It is advised that you contact one or more contractors to evaluate the structural damage to your home as a result of the flooding incident. Damage to flooring, walls, foundation, electrical and plumbing as well as your furnishings and belongings should be submitted as part of your insurance claim.

Restoring Your Basement

Completely flooded basement

When it comes time to start removing the water from your basement, there are a number of options depending on the volume of water.

Step 1: Pump and Remove Water

An effective pump can be rented from your local home improvement or tool rental site to help you remove the water. Most pumps come equipped with a discharge hose to carry water to your sump pump hole or drain, or out the window and away from the house depending on the severity and type of flood.

Once the large volume of water has been removed you can clean up the rest to help your basement dry with the assistance of a Wet Vac or similar equipment that allows you to vacuumed up puddles and left over water.

Step 2: Drying or Curing Your Basement

Before rebuilding it is important to allow ample time for your basement to ‘air out’ and dry thoroughly. This will help to prevent the growth of bacteria or mold within the space.

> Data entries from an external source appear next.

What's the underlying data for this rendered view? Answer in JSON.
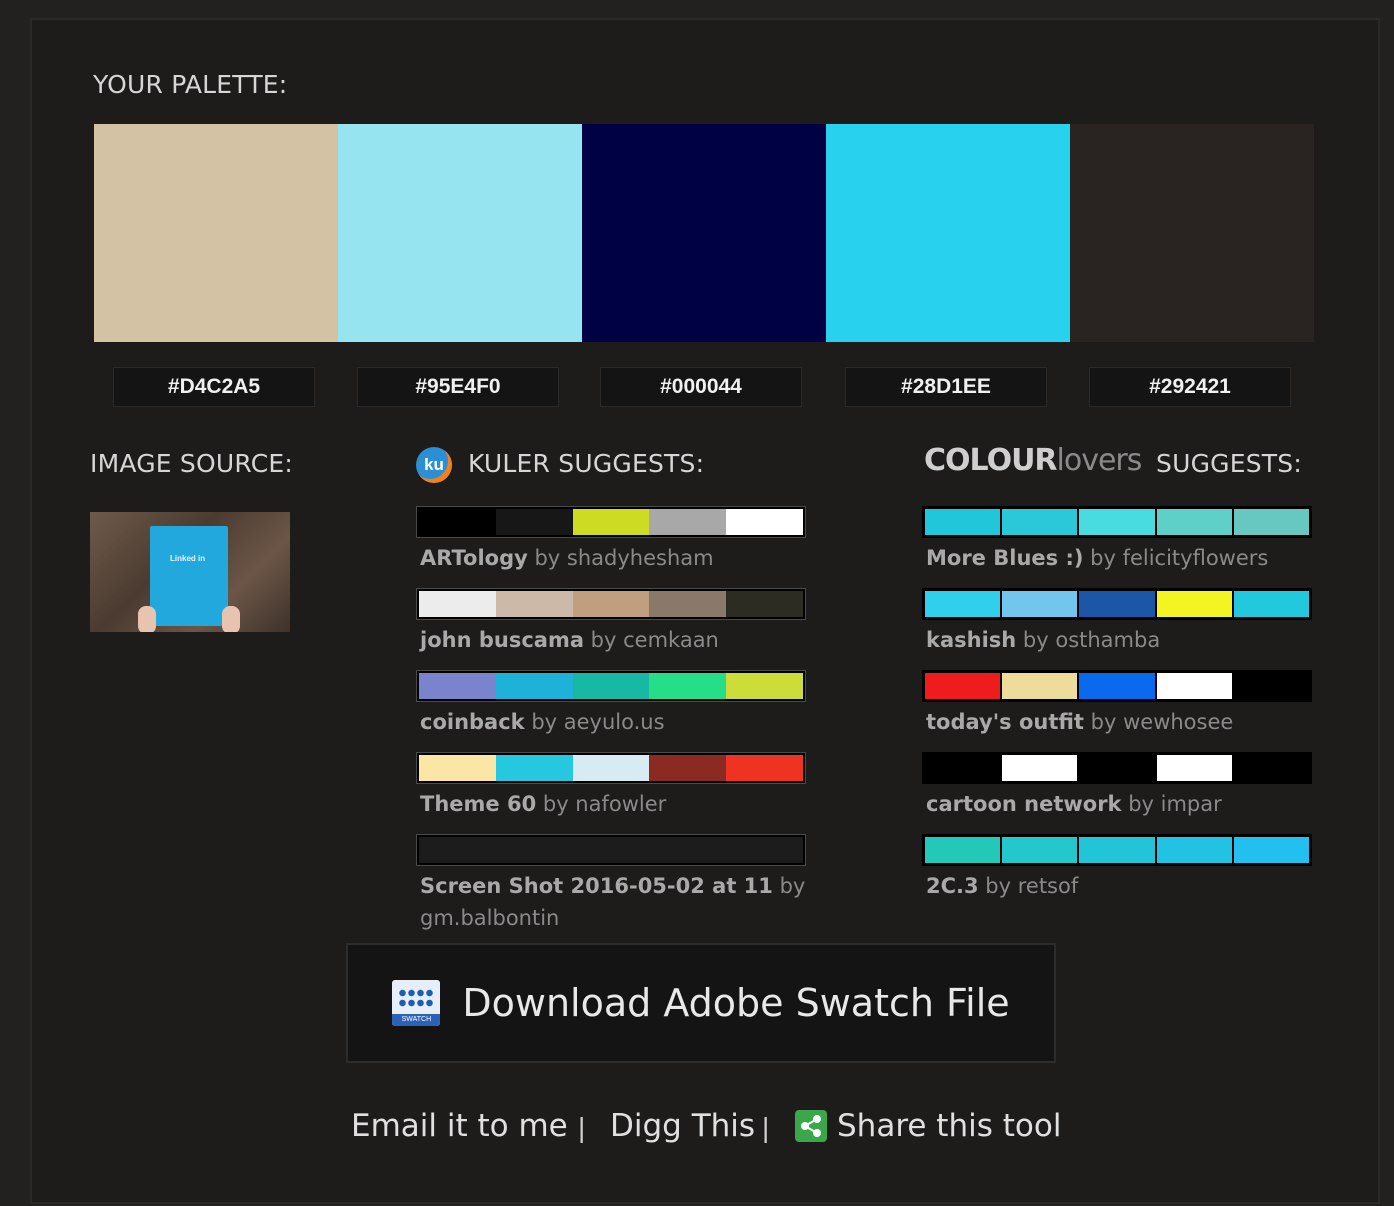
{
  "labels": {
    "your_palette": "YOUR PALETTE:",
    "image_source": "IMAGE SOURCE:",
    "kuler_suggests": "KULER SUGGESTS:",
    "colourlovers_brand_bold": "COLOUR",
    "colourlovers_brand_light": "lovers",
    "colourlovers_suggests": "SUGGESTS:"
  },
  "palette": [
    {
      "hex": "#D4C2A5",
      "color": "#D4C2A5"
    },
    {
      "hex": "#95E4F0",
      "color": "#95E4F0"
    },
    {
      "hex": "#000044",
      "color": "#000044"
    },
    {
      "hex": "#28D1EE",
      "color": "#28D1EE"
    },
    {
      "hex": "#292421",
      "color": "#292421"
    }
  ],
  "kuler": [
    {
      "name": "ARTology",
      "by": "by",
      "author": "shadyhesham",
      "colors": [
        "#000000",
        "#171717",
        "#cddc22",
        "#a8a8a8",
        "#ffffff"
      ]
    },
    {
      "name": "john buscama",
      "by": "by",
      "author": "cemkaan",
      "colors": [
        "#ececec",
        "#cdb9a8",
        "#bf9f80",
        "#8a7868",
        "#2c2c22"
      ]
    },
    {
      "name": "coinback",
      "by": "by",
      "author": "aeyulo.us",
      "colors": [
        "#7a84cc",
        "#1fb2d8",
        "#17b8a4",
        "#26de88",
        "#ccdc38"
      ]
    },
    {
      "name": "Theme 60",
      "by": "by",
      "author": "nafowler",
      "colors": [
        "#fbe6a6",
        "#26c8df",
        "#d6ecf2",
        "#8a2a22",
        "#ee3322"
      ]
    },
    {
      "name": "Screen Shot 2016-05-02 at 11",
      "by": "by",
      "author": "gm.balbontin",
      "colors": [
        "#1c1c1c",
        "#1c1c1c",
        "#1c1c1c",
        "#1c1c1c",
        "#1c1c1c"
      ]
    }
  ],
  "colourlovers": [
    {
      "name": "More Blues :)",
      "by": "by",
      "author": "felicityflowers",
      "colors": [
        "#22c6da",
        "#2ac8d8",
        "#48dce0",
        "#5ed0c8",
        "#66c8c0"
      ]
    },
    {
      "name": "kashish",
      "by": "by",
      "author": "osthamba",
      "colors": [
        "#30d0ec",
        "#72c6ee",
        "#1c56a6",
        "#f4f422",
        "#22c8dc"
      ]
    },
    {
      "name": "today's outfit",
      "by": "by",
      "author": "wewhosee",
      "colors": [
        "#ee1c1c",
        "#eedc9a",
        "#0a6aee",
        "#ffffff",
        "#000000"
      ]
    },
    {
      "name": "cartoon network",
      "by": "by",
      "author": "impar",
      "colors": [
        "#000000",
        "#ffffff",
        "#000000",
        "#ffffff",
        "#000000"
      ]
    },
    {
      "name": "2C.3",
      "by": "by",
      "author": "retsof",
      "colors": [
        "#22c8b8",
        "#22c8cc",
        "#22c4d8",
        "#22c2e2",
        "#22c0ee"
      ]
    }
  ],
  "thumbnail": {
    "text": "Linked in"
  },
  "swatch_icon_label": "SWATCH",
  "download": {
    "label": "Download Adobe Swatch File"
  },
  "footer": {
    "email": "Email it to me",
    "digg": "Digg This",
    "share": "Share this tool",
    "separator": "|"
  }
}
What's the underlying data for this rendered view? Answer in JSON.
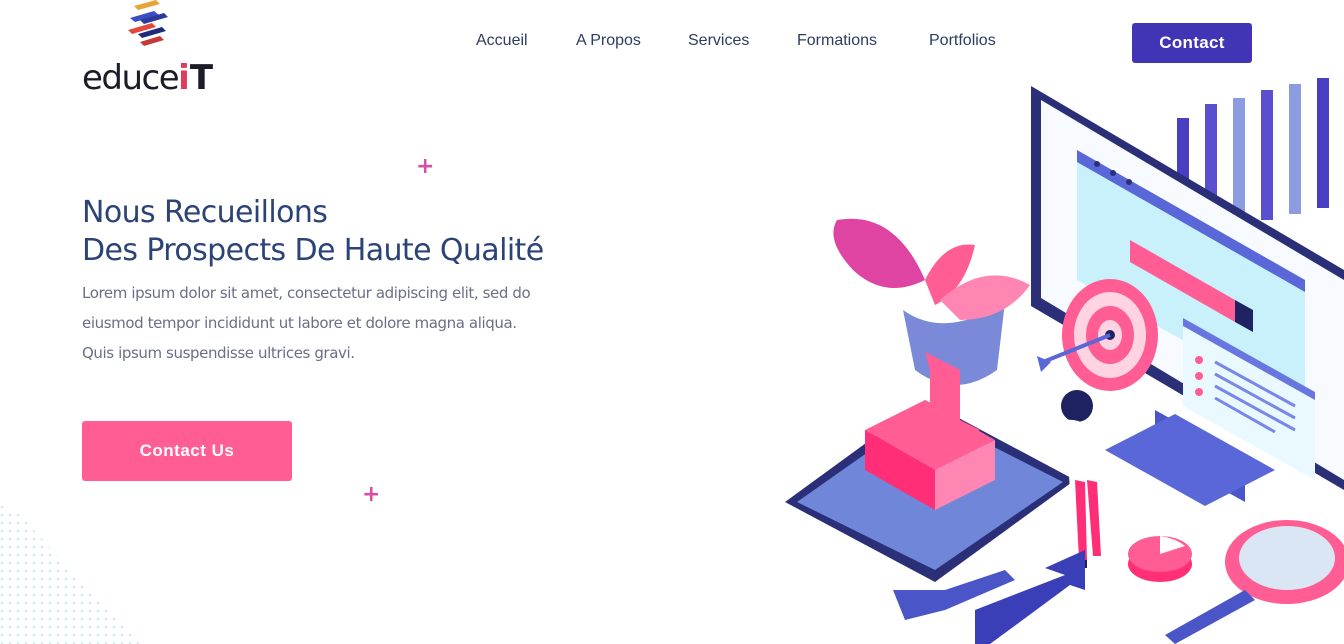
{
  "brand": {
    "name_main": "educe",
    "name_i": "i",
    "name_t": "T"
  },
  "nav": {
    "items": [
      "Accueil",
      "A Propos",
      "Services",
      "Formations",
      "Portfolios"
    ],
    "contact_label": "Contact"
  },
  "hero": {
    "title_line1": "Nous Recueillons",
    "title_line2": "Des Prospects De Haute Qualité",
    "text_line1": "Lorem ipsum dolor sit amet, consectetur adipiscing elit, sed do",
    "text_line2": "eiusmod tempor incididunt ut labore et dolore magna aliqua.",
    "text_line3": "Quis ipsum suspendisse ultrices gravi.",
    "cta_label": "Contact Us"
  },
  "colors": {
    "primary": "#4135b5",
    "accent": "#ff5d93",
    "heading": "#2c4377",
    "body_text": "#6a6f85",
    "plus": "#d44fa6"
  },
  "icons": [
    "logo-mark-icon",
    "plus-icon",
    "hero-illustration"
  ]
}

Step 3: Inspection and Removal

Discard any soft surface furnishings and belongings that may have become contaminated during the flood. While they may be dried out and deodorized, mold spores and bacteria can remain in foam and fabrics.

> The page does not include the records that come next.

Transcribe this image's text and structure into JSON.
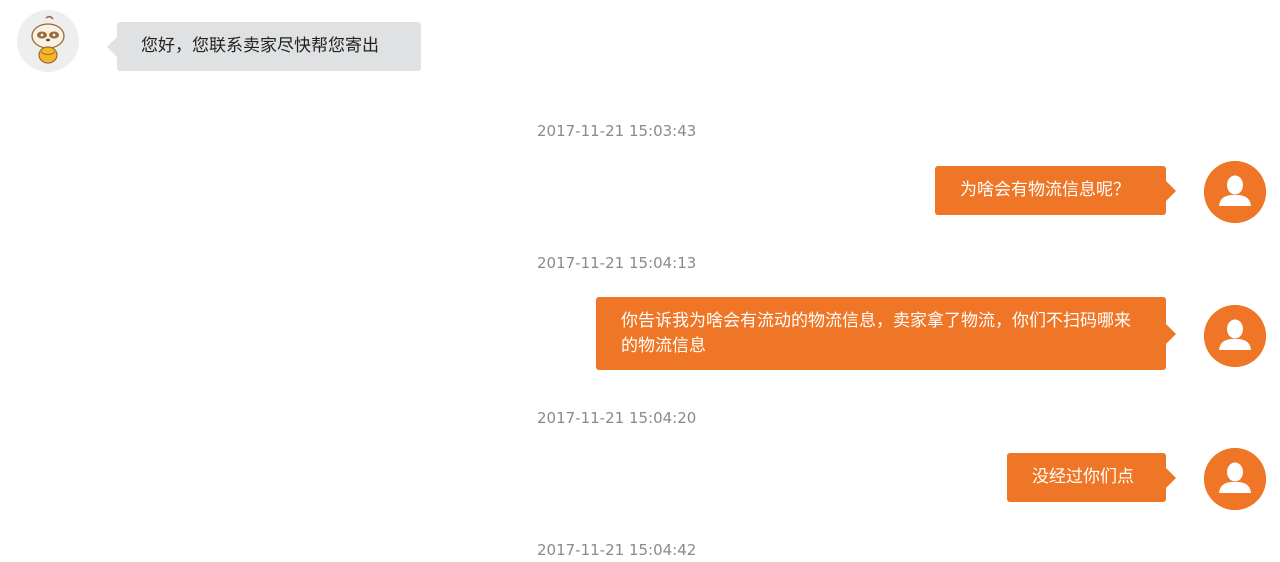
{
  "messages": [
    {
      "sender": "agent",
      "text": "您好，您联系卖家尽快帮您寄出"
    },
    {
      "timestamp": "2017-11-21 15:03:43",
      "sender": "user",
      "text": "为啥会有物流信息呢？"
    },
    {
      "timestamp": "2017-11-21 15:04:13",
      "sender": "user",
      "text": "你告诉我为啥会有流动的物流信息，卖家拿了物流，你们不扫码哪来的物流信息"
    },
    {
      "timestamp": "2017-11-21 15:04:20",
      "sender": "user",
      "text": "没经过你们点"
    },
    {
      "timestamp": "2017-11-21 15:04:42"
    }
  ],
  "icons": {
    "agent_avatar": "cartoon-animal-avatar-icon",
    "user_avatar": "default-user-avatar-icon"
  },
  "colors": {
    "user_bubble": "#ef7627",
    "agent_bubble": "#dfe1e2",
    "timestamp_text": "#8a8a8a"
  }
}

Step 4: Mold Treatment

Hire a professional to treat your basement as well as your duct work to prevent any of the contamination from the flood from reaching the upstairs area of your home.

Step 5: Evaluate and Repair

Concrete Crack In Foundation

Find the source of the foundation leak. Sometimes flooding happens through a window well which can be easily fixed with proper sealing. However in the event of a leak through the concrete floor or from the foundation, a residential engineer will need to be consulted to evaluate the best way to install appropriate drainage. This is typically done by digging a channel in the concrete and installing weeping tile to help create natural runoff from underground sources.

In the event of a foundation leak within the walls or cinder blocks, additional drainage and waterproof sealing of the wall will be required. This can include an excavation of your exterior foundation wall to install new drainage and tile, as well as to seal the exterior wall with a water resistant silicon barrier.

If the ground beside your basement is sloped inward toward the wall, ground water may be traveling into the foundation by gravity alone. Fixing the gradient of your surrounding landscape may save you from further flooding. Remember that landscape should slope down and away from any wall to divert water elsewhere.

The installation of a quality sump pump will reduce and in most cases eliminate future flooding of your basement. Whenever the ground water level raises to a point that it is higher than the foundation of your home, a quality sump pump will automatically begin to divert and discharge the water away to prevent flooding. In older homes this discharge may be into a sink or into the sewer which is now prohibited by most municipalities. Consult with a waterproofing experts to discuss your best option with regards to safety, restoration and reclamation of your flooded basement and preventative measures to prevent future loss and expense.